Excerpts from a dataset:
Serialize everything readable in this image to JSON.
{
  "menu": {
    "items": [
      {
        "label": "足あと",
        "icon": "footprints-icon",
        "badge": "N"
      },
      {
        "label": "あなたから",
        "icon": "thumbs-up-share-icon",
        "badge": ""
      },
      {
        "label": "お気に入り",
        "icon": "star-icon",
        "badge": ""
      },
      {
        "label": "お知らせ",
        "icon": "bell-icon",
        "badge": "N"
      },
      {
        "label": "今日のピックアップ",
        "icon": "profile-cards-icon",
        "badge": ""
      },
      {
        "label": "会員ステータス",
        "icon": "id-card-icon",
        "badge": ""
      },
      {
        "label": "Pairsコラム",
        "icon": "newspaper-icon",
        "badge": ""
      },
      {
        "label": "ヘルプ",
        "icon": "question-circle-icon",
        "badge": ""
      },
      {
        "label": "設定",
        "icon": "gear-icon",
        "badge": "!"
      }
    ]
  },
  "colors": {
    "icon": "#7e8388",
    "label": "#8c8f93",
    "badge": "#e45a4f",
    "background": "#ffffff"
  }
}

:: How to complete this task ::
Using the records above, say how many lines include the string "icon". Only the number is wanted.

:: Answer for the task ::
10